(Stored data entries)

+---+

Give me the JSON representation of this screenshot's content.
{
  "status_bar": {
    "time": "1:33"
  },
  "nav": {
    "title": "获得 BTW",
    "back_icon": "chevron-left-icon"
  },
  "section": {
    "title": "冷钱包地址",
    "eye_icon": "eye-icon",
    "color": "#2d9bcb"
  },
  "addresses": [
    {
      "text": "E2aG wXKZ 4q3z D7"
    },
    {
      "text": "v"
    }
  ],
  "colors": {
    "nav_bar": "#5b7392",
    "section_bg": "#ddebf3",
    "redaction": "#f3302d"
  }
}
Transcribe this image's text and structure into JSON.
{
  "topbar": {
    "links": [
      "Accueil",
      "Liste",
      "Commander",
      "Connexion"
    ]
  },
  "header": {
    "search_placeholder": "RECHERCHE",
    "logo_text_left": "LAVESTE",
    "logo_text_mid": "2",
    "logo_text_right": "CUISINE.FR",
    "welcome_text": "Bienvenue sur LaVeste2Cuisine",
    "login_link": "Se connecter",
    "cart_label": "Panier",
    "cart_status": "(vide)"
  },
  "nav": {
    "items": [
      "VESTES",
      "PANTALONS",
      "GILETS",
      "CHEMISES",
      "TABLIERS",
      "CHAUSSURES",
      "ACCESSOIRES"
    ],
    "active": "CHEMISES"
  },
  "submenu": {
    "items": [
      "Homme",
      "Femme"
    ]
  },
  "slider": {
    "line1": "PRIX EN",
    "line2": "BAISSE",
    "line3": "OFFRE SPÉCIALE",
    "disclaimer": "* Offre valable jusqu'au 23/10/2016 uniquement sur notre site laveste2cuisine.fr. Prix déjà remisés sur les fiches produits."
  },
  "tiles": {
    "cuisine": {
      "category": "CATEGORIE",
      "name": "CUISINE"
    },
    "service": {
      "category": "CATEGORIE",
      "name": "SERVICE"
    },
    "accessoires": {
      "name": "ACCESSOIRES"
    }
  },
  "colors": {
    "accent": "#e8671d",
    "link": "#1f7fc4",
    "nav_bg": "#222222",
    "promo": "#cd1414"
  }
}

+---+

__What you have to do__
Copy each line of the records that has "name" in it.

__Solution to this task__
      "name": "CUISINE"
      "name": "SERVICE"
      "name": "ACCESSOIRES"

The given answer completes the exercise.